The consistent aspect ratio of ISO papers makes it easy to pack larger paper sizes into smaller envelopes. This can be done by simply folding the larger papers in half (folding parallel to the shorter pages) until you reach the desired size. The difference in the number of page sizes is how often you need to fold them. So if you have a C4 or B4 envelope and an A2 sheet of paper, you should fold it in half twice. The same method works for storing larger paper sizes in smaller folders. There are many, many different paper sizes – and a corresponding name for each. The most common confusion between American paper sizes is legal and letter. Do you know what the difference is or which one you use in your office? Choosing the right type of paper can be a confusing process, especially since North America uses a different system than most countries in the world. Other paper standards exist. And different countries have their own institutes that are responsible for developing standards.
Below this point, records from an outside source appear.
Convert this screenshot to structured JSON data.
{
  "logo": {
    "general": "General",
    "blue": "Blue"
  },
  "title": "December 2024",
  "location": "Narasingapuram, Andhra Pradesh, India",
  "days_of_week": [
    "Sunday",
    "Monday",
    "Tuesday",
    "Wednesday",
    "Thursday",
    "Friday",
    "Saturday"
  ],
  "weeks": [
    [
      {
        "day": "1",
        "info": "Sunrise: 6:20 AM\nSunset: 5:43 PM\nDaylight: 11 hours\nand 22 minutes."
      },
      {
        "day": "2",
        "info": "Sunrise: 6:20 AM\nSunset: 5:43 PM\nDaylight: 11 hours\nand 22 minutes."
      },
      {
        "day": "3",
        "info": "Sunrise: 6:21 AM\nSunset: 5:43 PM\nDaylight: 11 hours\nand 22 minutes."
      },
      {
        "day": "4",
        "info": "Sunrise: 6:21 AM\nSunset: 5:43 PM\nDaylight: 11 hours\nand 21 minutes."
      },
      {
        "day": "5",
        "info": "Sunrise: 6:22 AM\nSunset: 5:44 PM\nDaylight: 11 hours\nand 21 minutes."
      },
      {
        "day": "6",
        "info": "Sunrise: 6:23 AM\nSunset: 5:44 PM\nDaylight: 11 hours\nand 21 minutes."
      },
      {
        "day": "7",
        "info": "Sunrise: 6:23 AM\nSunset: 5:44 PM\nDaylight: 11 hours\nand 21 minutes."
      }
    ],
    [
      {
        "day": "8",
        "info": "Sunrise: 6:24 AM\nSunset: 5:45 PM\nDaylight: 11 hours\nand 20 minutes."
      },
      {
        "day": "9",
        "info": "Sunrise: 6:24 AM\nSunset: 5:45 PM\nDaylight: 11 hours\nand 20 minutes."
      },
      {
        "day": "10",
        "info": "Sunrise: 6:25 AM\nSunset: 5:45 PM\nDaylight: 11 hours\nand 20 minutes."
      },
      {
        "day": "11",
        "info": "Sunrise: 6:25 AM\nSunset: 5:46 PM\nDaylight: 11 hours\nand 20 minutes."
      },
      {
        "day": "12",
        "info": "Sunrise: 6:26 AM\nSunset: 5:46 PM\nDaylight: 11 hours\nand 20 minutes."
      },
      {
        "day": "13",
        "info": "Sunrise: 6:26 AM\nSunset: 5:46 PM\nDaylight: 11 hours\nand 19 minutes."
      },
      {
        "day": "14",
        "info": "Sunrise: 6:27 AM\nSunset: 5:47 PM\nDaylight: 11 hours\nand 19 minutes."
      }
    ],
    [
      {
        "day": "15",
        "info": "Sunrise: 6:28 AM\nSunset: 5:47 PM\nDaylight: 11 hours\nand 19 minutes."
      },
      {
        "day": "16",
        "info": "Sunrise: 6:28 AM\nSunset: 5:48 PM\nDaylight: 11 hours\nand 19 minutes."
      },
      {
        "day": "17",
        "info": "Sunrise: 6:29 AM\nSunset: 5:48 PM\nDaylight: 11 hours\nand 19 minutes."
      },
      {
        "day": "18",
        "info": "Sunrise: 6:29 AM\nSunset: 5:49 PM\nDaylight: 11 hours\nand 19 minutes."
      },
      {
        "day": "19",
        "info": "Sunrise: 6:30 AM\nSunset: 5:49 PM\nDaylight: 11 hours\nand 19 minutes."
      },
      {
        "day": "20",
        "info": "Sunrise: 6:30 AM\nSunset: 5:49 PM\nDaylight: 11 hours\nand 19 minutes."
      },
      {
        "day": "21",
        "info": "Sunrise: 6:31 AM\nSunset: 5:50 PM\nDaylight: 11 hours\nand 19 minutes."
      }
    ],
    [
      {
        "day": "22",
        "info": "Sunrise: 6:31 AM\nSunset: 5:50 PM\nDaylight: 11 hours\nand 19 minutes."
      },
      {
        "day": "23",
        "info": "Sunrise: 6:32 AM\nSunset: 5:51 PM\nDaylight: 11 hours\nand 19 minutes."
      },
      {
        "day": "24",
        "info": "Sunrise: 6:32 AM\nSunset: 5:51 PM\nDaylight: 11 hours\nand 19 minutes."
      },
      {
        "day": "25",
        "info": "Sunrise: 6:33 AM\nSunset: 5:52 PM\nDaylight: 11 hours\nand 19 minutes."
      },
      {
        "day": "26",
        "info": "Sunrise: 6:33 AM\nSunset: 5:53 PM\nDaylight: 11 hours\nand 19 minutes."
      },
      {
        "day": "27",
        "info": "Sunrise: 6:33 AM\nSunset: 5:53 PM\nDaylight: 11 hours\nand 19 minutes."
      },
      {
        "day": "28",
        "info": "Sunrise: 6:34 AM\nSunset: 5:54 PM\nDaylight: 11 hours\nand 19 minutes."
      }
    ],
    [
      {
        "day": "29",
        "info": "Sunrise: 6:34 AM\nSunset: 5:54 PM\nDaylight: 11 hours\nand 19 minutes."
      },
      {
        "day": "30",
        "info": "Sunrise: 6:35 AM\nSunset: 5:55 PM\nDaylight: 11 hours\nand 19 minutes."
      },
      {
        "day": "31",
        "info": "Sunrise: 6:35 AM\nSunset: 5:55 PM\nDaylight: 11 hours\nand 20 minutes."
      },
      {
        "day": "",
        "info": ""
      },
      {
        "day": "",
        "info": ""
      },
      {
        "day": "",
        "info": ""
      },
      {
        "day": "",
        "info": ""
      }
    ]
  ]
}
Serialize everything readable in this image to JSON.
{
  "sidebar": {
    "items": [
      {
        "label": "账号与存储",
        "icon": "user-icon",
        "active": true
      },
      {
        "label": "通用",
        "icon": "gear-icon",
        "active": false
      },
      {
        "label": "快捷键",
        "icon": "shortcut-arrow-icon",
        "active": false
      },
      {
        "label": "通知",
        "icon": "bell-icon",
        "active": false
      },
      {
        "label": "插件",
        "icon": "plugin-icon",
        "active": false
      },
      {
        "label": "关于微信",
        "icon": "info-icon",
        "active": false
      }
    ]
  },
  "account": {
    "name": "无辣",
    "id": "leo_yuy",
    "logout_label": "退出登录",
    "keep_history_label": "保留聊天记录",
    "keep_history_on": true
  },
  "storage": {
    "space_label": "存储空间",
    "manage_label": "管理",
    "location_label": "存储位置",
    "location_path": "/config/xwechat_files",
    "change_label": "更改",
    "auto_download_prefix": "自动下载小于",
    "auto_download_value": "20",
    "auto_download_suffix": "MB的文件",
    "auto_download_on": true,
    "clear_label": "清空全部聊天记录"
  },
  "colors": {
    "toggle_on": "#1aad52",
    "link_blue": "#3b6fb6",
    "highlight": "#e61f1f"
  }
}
However, ANSI and ISO are the most common paper size standards in the world. This relatively young standard is based on the traditional letter format (ANSI A). The letter size is similar to the ISO A4 format in that it is widely used for business and academic needs, but the sizes differ. The use of U.S. paper formats often leads to many problems in the international exchange of documents and has become rarer in universities, where students are more likely to adhere to international standards when attending conferences or submitting papers to international journals. ANSI (American National Standards Institute) has defined a regular series of paper sizes based on the letter size (8.5″ x 11″), becoming size A and larger formats B, C, D&E. Surprisingly, in 1992, these ANSI standard sizes were defined well after the ISO standard formats. Letter size paper was originally defined as a national standard in 1921 and officially adopted by the U.S. government in the 1980s. The ANSI A format is commonly referred to as a letter and ANSI B is a ledger or tabloid. Paper sizes influence many things.
Envelope sizes, folders, printer compartments, filing cabinets, postal service, frames, documents – just to name a few. Many objects must be designed taking into account the correct dimensions of the paper. Standardizing paper sizes simplifies this process. There have been some attempts to standardize the paper industry in America. President Hoover brought greatness to government when he ordered that all government documents and forms be printed on 8 × 10 1/2 inch paper. The use of this format did not find its way into the general public, so President Reagan later made the letter format the norm again. A4 is slightly narrower and slightly longer than North American letter-size paper. Everywhere in the world, with the exception of Canada and the United States, paper sizes are standardized to ISO sizes.